I have never been able to understand Latin American ethnomusicology as a discipline with fixed boundaries.
At that time, Eleonore (a native Parisian) was in town for a month inventing klezmography, a merger of her academic interests of geography and ethnomusicology.
As joint authors, Trinidadian bandleader Roy Cape recounts and reflects on his experiences, and ethnomusicology professor Jocelyne Guilbault interrogates and frames his stories.
Editors Kelleher and Kenneally present readers with a collection of essays by leading scholars from the Canadian province of Quebec and Ireland in the fields of design, linguistics, literature, history, ethnomusicology, sociology, music, and theater, examining various aspects of both cultures and the impact of Irish migrants on the development of Quebecois culture.
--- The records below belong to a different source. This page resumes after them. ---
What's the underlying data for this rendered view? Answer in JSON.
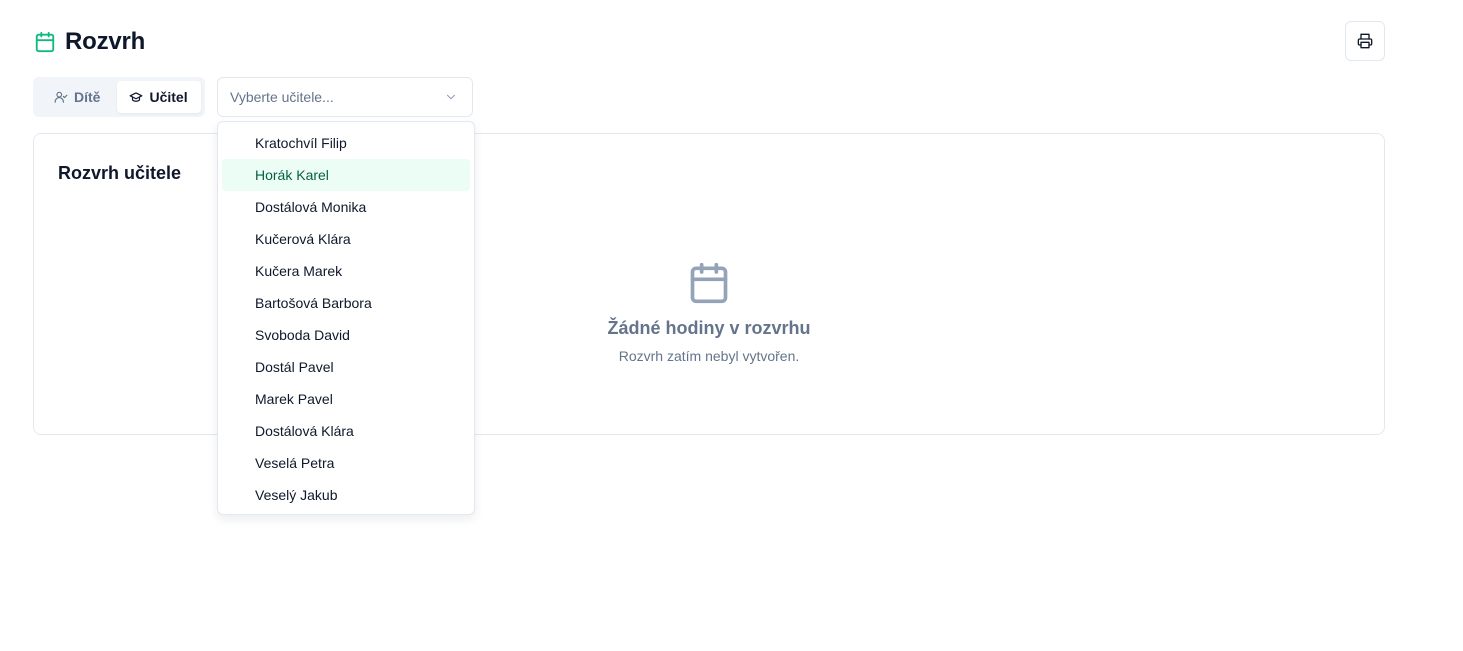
{
  "header": {
    "title": "Rozvrh",
    "title_icon": "calendar-icon",
    "print_icon": "printer-icon"
  },
  "mode_toggle": {
    "child_label": "Dítě",
    "teacher_label": "Učitel",
    "selected": "Učitel"
  },
  "teacher_select": {
    "placeholder": "Vyberte učitele..."
  },
  "card": {
    "title": "Rozvrh učitele",
    "empty_title": "Žádné hodiny v rozvrhu",
    "empty_subtitle": "Rozvrh zatím nebyl vytvořen."
  },
  "dropdown": {
    "highlighted": "Horák Karel",
    "items": [
      "Kratochvíl Filip",
      "Horák Karel",
      "Dostálová Monika",
      "Kučerová Klára",
      "Kučera Marek",
      "Bartošová Barbora",
      "Svoboda David",
      "Dostál Pavel",
      "Marek Pavel",
      "Dostálová Klára",
      "Veselá Petra",
      "Veselý Jakub"
    ]
  },
  "colors": {
    "accent": "#10b981",
    "highlight_bg": "#ecfdf5",
    "highlight_text": "#065f46",
    "muted": "#64748b",
    "border": "#e2e8f0"
  }
}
The author is an Associate Professor in the Department of Folklore and Ethnomusicology at Indiana University, Bloomington.
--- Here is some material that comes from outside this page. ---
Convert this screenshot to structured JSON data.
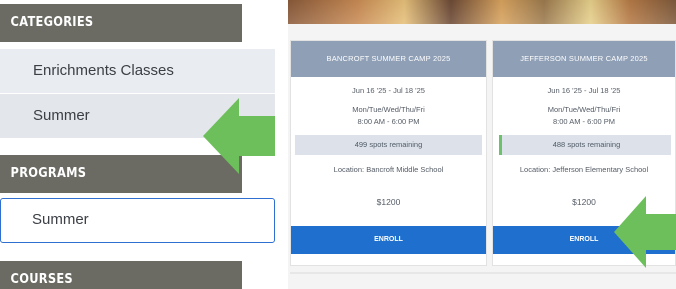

The analyses include both very general and quite specific discussions concerning the fields of ethnomusicology, historiography, anthropology, and sociology.
Demetriou is a research fellow in Ethnomusicology and Life Writing at Wolfson College, University of Oxford and in 2005, when she was doing fieldwork for her PhD, she returned to Cyprus to do a series of interviews with elderly folk musicians.
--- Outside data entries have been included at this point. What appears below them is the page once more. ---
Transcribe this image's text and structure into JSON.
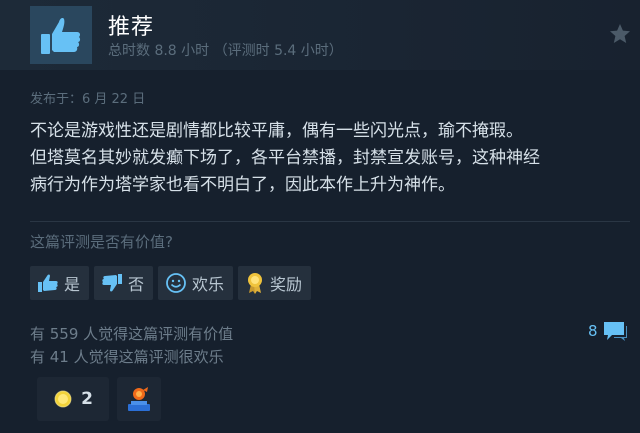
{
  "review": {
    "verdict": "推荐",
    "hours": "总时数 8.8 小时 （评测时 5.4 小时）",
    "posted": "发布于：6 月 22 日",
    "text_lines": [
      "不论是游戏性还是剧情都比较平庸，偶有一些闪光点，瑜不掩瑕。",
      "但塔莫名其妙就发癫下场了，各平台禁播，封禁宣发账号，这种神经",
      "病行为作为塔学家也看不明白了，因此本作上升为神作。"
    ]
  },
  "feedback": {
    "question": "这篇评测是否有价值?",
    "yes_label": "是",
    "no_label": "否",
    "funny_label": "欢乐",
    "award_label": "奖励"
  },
  "stats": {
    "helpful_text": "有 559 人觉得这篇评测有价值",
    "funny_text": "有 41 人觉得这篇评测很欢乐",
    "comment_count": "8"
  },
  "awards": [
    {
      "icon": "gold-coin-icon",
      "count": "2"
    },
    {
      "icon": "trophy-award-icon",
      "count": ""
    }
  ],
  "colors": {
    "background": "#16202d",
    "header": "#1d2a38",
    "accent": "#66c0f4",
    "thumb_box": "#2a475e"
  }
}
The fellowship is open to students currently enrolled in a graduate program in Ethnomusicology, Musicology, Folklore, Anthropology, or other relevant discipline.
At the Royal College she took an early interest in what at the time were little known European composers, such as Bartok, who may have stimulated her interest in folk music and ethnomusicology.
Academic citizenship, administration, music business and industry, careers in music, community engagement, composition, cultural inclusion, ethnomusicology, higher education, mentoring, music education, music in general studies, music technology, music theory, musicology, performance, and the scholarship of teaching and learning are explored in a variety of formats, including open discussions.
Heartbeat of the People: Music and dance of the Northern Pow-wow by Tara Browner (Choctaw), Professor of Ethnomusicology and American Indian Studies.
Each session featured presentations by experts in their various fields from anthropology to archaeology, from natural history to ethnomusicology.